*WHAT YOU ARE ASKED TO DO*.
Filter these entries, keeping only lines that hold the word "this".

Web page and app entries

===============

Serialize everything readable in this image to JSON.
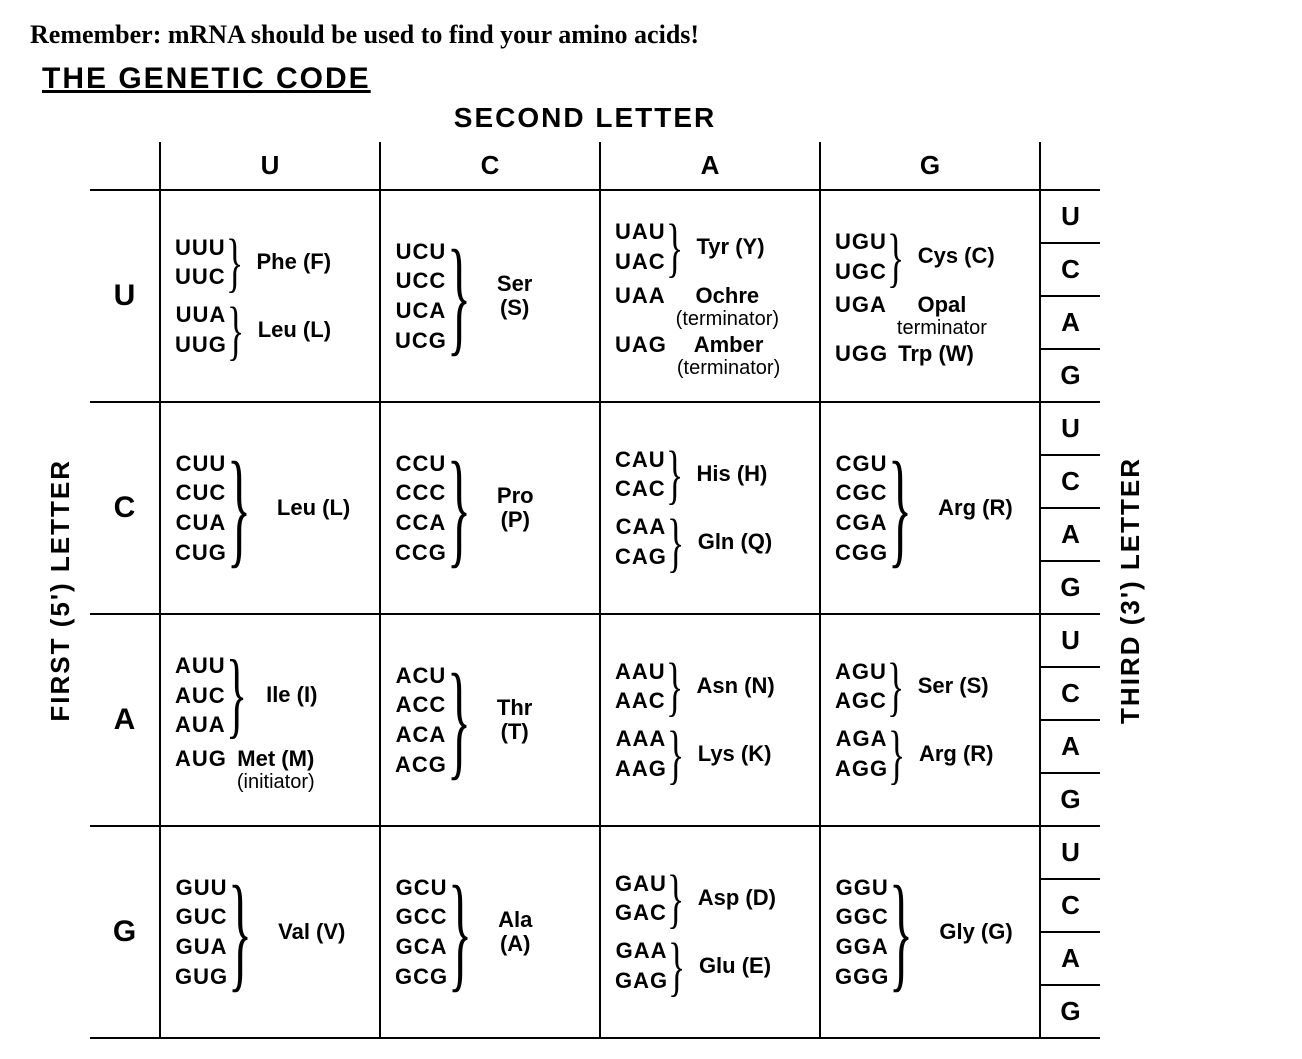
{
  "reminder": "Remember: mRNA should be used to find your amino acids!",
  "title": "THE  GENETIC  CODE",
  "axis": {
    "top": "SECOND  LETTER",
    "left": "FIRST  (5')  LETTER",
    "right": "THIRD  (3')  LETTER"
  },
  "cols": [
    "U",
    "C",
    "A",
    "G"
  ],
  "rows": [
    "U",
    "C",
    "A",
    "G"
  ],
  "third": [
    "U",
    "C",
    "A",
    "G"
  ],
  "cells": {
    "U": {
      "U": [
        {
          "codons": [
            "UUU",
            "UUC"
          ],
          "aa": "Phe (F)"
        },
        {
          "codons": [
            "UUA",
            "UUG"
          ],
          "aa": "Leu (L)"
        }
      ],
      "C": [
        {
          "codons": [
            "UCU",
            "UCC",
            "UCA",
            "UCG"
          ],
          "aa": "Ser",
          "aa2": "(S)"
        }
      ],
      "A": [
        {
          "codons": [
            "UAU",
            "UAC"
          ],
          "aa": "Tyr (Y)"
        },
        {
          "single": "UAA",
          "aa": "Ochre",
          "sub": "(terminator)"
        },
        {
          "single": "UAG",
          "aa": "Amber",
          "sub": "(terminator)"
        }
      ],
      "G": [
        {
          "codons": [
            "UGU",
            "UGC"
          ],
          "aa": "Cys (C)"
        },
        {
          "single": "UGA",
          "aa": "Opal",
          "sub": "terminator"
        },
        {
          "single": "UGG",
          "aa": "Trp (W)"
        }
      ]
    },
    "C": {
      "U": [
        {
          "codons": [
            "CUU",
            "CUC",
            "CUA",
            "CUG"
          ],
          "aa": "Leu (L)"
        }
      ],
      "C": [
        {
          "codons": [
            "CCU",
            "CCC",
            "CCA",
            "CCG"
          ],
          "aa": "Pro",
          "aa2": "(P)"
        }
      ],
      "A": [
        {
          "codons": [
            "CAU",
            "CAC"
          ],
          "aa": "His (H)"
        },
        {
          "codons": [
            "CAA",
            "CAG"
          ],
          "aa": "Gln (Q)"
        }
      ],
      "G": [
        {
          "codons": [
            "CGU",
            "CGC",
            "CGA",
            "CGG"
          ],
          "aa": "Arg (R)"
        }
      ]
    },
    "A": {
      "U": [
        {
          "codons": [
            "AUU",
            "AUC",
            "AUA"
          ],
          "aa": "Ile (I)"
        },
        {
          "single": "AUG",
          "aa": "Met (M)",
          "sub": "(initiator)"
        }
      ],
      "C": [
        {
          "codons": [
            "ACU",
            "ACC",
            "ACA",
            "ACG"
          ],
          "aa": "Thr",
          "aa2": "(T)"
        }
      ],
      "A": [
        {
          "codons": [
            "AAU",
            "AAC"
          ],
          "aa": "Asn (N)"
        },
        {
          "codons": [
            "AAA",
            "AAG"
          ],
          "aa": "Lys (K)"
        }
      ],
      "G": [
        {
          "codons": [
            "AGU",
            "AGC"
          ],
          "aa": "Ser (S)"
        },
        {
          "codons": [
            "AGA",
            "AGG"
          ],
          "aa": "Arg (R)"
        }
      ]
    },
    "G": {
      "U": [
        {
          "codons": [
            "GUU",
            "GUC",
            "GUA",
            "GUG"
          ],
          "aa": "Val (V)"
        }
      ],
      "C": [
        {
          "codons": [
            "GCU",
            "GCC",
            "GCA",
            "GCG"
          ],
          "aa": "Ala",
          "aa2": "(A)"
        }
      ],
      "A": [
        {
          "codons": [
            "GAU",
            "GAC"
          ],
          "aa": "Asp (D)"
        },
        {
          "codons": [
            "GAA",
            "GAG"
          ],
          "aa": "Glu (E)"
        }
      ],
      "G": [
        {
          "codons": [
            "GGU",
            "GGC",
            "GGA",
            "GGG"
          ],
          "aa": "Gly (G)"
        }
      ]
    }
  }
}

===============

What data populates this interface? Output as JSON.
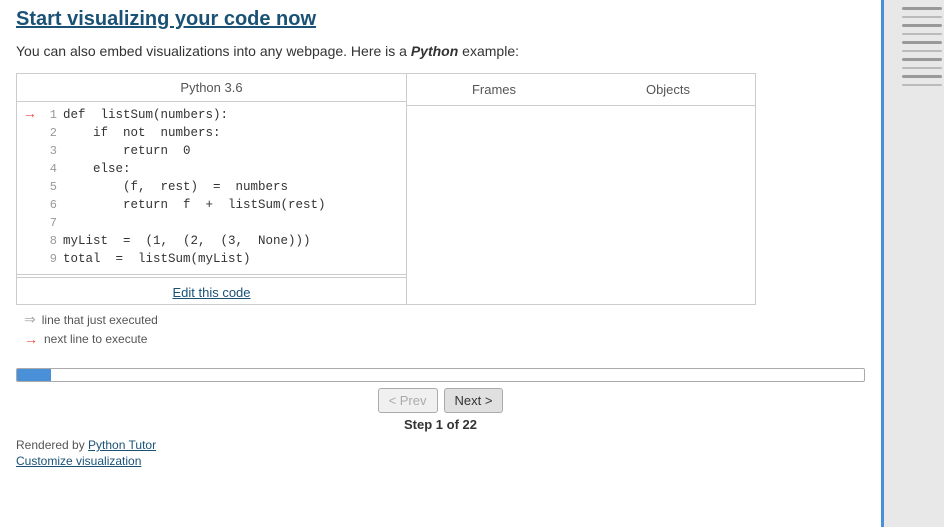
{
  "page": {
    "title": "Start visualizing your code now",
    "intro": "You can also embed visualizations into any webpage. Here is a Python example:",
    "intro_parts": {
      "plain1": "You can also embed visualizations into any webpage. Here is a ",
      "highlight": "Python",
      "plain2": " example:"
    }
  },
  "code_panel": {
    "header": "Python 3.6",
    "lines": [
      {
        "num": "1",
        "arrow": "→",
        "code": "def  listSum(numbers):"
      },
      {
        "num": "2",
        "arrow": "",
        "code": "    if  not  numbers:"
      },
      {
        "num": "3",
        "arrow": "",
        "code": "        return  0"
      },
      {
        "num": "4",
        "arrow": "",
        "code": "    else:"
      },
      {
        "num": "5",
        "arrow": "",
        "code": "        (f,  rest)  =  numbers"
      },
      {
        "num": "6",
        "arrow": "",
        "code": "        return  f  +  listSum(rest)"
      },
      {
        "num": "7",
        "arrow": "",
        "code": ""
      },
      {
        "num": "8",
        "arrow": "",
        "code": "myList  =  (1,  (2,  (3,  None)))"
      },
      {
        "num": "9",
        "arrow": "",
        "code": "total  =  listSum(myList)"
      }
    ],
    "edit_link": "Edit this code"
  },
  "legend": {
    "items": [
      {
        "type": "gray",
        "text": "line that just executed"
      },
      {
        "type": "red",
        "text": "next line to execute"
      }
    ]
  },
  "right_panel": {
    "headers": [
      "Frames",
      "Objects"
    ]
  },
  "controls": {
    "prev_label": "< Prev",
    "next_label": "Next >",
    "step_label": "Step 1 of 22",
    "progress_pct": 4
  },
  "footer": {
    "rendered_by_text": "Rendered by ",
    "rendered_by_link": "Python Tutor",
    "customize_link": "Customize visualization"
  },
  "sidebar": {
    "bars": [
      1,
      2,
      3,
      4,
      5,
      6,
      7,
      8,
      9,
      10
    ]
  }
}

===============

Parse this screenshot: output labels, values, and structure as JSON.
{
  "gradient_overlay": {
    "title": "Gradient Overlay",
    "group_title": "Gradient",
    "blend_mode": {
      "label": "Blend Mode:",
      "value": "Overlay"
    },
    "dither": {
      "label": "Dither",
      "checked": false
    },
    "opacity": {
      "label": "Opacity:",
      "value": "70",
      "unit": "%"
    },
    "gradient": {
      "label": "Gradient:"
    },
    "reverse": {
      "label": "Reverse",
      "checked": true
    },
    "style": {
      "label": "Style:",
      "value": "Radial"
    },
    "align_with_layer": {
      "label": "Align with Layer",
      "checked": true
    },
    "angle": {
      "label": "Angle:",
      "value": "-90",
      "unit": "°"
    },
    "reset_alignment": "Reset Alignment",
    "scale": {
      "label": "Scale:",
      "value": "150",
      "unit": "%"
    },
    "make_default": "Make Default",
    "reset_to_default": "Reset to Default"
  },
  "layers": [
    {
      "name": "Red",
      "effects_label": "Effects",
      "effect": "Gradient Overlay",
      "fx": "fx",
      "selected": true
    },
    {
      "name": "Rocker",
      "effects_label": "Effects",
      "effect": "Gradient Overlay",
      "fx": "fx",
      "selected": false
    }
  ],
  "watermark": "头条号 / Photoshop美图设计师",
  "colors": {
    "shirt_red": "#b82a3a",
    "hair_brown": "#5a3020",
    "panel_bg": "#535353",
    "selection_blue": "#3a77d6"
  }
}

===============

*SOLVED PROBLEM*.
Serialize everything readable in this image to JSON.
What data populates this interface? Output as JSON.
    "edit_link": "Edit this code"
Parse this screenshot: output labels, values, and structure as JSON.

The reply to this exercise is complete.